■ PROBLEM TO SOLVE
Your answer should hold all lines of the entries that include the word "Browse".

Stored entries:
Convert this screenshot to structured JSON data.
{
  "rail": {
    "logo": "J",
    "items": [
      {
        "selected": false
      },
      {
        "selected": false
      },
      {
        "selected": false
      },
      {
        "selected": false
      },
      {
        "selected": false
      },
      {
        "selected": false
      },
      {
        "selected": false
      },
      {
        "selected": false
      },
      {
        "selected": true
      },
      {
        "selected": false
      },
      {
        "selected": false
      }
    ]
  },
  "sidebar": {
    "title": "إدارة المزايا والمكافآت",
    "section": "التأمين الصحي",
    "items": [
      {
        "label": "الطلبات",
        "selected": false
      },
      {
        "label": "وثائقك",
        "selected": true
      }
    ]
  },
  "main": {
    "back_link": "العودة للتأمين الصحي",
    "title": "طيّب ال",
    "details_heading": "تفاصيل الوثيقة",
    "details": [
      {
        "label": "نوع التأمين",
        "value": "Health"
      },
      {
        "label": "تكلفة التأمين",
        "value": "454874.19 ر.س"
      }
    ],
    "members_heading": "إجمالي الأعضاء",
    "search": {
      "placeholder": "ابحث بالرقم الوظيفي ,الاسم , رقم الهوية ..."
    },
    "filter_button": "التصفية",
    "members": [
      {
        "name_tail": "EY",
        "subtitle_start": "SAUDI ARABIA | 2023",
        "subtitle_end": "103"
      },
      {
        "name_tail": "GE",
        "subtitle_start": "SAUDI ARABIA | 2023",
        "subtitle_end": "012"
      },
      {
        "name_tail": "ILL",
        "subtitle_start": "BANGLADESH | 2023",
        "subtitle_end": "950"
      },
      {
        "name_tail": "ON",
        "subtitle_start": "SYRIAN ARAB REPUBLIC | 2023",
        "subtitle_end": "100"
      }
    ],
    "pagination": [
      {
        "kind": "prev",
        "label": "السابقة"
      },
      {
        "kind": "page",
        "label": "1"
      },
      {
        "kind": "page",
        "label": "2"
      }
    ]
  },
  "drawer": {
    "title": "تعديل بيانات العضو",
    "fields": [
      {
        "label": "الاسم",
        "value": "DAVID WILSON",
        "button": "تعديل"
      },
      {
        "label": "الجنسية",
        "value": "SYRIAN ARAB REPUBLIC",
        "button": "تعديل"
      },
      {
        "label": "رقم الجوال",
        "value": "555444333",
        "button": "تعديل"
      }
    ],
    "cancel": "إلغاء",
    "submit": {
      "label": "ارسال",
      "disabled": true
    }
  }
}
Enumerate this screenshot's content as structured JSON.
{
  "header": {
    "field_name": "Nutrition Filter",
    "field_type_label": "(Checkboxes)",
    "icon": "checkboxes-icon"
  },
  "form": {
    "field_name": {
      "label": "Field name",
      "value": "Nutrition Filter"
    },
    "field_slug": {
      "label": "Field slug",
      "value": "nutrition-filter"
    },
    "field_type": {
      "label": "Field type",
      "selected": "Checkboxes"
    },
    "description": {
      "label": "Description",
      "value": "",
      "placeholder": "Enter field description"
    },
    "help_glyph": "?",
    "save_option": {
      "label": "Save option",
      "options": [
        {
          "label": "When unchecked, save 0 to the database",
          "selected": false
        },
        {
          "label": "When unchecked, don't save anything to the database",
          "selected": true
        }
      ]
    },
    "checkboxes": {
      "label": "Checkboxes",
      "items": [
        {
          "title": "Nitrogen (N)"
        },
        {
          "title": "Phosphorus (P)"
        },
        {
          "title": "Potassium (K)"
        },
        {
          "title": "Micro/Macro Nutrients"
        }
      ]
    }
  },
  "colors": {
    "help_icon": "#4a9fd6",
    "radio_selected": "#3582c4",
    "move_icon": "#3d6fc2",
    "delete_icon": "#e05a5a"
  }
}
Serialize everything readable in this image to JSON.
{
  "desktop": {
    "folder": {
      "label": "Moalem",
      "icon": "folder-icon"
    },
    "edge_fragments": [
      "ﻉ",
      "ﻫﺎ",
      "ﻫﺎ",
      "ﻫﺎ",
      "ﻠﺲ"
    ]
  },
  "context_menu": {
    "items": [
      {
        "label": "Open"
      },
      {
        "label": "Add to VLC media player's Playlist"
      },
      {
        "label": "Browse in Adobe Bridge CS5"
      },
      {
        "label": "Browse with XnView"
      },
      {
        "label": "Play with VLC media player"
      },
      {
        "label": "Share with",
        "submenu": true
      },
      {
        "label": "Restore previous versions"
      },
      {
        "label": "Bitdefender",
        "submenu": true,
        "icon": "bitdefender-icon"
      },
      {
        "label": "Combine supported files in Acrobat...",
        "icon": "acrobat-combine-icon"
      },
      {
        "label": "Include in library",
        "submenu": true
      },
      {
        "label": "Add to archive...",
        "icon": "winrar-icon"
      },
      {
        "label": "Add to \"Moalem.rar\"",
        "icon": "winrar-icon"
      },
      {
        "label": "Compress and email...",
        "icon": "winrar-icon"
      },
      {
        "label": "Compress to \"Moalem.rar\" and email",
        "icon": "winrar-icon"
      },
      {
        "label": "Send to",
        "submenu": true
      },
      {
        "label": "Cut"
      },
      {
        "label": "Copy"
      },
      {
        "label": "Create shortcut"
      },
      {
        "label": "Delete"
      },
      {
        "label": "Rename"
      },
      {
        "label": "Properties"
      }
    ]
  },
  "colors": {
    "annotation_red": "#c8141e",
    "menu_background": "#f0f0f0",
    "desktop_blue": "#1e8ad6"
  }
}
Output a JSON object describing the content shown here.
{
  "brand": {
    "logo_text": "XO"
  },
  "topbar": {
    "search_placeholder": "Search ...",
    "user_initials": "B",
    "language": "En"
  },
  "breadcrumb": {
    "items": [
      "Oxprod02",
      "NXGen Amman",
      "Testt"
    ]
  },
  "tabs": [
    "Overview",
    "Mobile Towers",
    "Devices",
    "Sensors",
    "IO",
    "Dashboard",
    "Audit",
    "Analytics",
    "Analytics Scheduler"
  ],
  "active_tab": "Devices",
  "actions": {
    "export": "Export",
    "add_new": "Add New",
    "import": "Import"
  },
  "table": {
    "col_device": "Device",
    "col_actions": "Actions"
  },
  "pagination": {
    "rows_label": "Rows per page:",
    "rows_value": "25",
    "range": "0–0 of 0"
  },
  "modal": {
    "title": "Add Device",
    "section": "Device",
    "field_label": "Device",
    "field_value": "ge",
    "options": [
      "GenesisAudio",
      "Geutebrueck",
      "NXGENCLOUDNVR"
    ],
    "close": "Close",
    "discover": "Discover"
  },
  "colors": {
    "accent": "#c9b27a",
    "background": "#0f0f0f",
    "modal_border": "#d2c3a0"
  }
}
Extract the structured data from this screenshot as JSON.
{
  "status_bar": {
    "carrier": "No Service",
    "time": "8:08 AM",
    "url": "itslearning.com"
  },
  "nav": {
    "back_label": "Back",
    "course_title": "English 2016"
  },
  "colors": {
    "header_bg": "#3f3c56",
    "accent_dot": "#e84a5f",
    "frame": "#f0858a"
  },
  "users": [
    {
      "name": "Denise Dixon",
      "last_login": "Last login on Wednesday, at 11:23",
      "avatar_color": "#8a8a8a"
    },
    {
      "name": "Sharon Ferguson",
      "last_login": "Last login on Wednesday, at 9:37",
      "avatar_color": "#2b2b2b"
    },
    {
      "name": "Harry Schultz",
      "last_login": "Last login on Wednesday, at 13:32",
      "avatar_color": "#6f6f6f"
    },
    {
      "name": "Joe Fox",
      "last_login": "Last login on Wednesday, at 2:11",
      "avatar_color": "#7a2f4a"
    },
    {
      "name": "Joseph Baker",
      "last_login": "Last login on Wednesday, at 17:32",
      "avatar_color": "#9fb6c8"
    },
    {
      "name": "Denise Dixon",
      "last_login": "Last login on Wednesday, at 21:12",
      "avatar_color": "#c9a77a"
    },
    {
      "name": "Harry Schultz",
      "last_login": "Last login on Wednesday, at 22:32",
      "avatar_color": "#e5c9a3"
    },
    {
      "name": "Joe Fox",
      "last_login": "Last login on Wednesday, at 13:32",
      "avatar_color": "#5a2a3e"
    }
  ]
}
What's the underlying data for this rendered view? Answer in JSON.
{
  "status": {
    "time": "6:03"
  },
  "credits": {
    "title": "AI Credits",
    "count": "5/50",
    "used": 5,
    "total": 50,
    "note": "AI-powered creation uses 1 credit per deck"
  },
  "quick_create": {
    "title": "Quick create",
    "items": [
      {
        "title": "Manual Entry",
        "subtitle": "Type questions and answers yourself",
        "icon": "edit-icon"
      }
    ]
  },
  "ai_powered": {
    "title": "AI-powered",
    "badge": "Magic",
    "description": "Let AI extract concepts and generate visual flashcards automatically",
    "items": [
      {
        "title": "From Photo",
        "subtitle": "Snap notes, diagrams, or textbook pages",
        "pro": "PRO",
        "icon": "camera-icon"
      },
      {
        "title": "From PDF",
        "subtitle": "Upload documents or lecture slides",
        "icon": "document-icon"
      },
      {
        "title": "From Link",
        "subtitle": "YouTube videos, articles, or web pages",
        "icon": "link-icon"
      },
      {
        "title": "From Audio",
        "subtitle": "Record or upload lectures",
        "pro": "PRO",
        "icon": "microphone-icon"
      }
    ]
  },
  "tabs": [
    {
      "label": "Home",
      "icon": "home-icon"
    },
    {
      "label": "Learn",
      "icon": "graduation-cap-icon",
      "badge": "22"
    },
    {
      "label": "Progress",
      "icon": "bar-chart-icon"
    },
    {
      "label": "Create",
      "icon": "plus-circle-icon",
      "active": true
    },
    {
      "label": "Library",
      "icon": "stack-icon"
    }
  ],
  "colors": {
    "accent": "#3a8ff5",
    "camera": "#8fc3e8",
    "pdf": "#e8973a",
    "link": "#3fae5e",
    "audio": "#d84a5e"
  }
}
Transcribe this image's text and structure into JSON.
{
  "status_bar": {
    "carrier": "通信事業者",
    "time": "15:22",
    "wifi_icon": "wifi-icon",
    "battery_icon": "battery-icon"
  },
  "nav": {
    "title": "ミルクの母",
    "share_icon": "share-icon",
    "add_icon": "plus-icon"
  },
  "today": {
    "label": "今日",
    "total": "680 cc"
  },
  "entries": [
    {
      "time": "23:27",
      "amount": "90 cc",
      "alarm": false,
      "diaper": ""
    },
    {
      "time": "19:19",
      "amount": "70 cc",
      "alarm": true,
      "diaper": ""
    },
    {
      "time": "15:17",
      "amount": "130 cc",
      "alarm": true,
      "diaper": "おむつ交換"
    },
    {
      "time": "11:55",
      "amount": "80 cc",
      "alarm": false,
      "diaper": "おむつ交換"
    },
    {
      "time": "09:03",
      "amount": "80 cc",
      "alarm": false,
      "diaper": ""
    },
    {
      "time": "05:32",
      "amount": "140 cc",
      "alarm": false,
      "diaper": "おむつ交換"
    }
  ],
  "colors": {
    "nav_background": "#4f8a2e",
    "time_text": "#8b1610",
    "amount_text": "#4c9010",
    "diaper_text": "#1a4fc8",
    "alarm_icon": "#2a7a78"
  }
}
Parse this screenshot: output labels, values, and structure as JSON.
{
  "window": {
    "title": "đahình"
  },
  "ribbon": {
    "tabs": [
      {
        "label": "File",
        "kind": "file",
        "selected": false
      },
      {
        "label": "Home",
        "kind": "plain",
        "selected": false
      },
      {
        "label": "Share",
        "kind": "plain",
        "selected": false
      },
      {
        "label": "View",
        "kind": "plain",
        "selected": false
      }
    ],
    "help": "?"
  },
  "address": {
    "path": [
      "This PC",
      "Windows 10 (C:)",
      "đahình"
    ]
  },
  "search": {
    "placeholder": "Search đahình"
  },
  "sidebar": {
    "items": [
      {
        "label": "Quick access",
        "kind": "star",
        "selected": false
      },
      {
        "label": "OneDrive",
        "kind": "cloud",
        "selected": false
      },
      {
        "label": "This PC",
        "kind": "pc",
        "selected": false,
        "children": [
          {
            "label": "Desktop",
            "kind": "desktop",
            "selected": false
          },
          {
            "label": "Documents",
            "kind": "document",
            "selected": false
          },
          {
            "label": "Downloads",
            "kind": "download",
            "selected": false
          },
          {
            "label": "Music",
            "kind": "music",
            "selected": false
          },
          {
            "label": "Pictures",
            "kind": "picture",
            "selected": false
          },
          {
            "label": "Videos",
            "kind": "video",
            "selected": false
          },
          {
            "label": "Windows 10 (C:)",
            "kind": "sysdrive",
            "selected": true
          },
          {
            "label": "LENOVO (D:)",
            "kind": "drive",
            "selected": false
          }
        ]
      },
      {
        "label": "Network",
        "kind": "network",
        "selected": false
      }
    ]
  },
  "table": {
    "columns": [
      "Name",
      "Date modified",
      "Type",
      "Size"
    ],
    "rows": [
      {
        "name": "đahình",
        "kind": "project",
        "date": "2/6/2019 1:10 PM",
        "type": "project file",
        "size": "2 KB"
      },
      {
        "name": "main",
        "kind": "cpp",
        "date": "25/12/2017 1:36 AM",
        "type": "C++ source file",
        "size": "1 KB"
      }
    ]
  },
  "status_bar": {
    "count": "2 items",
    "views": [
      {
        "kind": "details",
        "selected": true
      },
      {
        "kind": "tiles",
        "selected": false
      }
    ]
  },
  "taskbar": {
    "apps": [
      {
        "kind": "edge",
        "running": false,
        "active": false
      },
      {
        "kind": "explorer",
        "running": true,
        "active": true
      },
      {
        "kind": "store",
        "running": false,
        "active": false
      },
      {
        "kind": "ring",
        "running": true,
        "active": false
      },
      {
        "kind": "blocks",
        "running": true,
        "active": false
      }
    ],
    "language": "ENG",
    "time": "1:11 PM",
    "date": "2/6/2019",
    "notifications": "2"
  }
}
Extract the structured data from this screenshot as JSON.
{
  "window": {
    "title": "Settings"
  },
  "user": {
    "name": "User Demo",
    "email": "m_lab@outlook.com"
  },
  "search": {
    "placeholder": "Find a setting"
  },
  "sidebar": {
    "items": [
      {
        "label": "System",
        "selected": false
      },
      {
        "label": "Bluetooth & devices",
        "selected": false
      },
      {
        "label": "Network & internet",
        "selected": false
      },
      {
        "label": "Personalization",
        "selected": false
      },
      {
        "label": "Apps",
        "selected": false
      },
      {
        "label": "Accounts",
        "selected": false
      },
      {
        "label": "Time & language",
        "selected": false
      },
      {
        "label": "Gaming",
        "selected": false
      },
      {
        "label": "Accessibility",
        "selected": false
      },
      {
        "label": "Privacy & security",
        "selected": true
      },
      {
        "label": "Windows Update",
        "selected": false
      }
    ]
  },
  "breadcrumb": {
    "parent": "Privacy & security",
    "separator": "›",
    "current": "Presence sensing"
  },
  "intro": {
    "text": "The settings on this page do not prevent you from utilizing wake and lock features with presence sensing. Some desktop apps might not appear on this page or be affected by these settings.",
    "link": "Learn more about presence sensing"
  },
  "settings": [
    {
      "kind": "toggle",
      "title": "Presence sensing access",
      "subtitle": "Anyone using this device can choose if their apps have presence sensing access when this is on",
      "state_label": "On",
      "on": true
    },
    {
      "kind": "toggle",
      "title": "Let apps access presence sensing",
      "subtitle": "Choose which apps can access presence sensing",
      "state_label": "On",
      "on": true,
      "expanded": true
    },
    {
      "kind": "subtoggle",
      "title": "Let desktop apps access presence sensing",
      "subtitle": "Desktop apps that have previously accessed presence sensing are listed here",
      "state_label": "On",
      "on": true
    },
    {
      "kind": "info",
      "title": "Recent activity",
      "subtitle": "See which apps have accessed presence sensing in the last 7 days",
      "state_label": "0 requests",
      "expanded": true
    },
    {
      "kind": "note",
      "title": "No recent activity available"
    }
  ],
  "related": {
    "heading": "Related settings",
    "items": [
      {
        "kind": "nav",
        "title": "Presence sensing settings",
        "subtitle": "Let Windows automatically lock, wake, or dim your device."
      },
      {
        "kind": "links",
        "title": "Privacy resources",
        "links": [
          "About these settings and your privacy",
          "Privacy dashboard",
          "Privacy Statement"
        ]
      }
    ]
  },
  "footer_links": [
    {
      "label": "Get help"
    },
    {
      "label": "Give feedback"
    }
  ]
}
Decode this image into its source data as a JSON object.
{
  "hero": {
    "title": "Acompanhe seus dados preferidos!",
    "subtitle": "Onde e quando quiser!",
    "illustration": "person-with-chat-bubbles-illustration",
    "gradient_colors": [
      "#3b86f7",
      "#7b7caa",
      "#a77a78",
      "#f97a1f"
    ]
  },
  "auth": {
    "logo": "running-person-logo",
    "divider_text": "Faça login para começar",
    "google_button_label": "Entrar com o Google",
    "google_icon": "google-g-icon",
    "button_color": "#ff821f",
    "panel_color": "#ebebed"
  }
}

■ ANSWER SPACE
        "label": "Browse in Adobe Bridge CS5"
        "label": "Browse with XnView"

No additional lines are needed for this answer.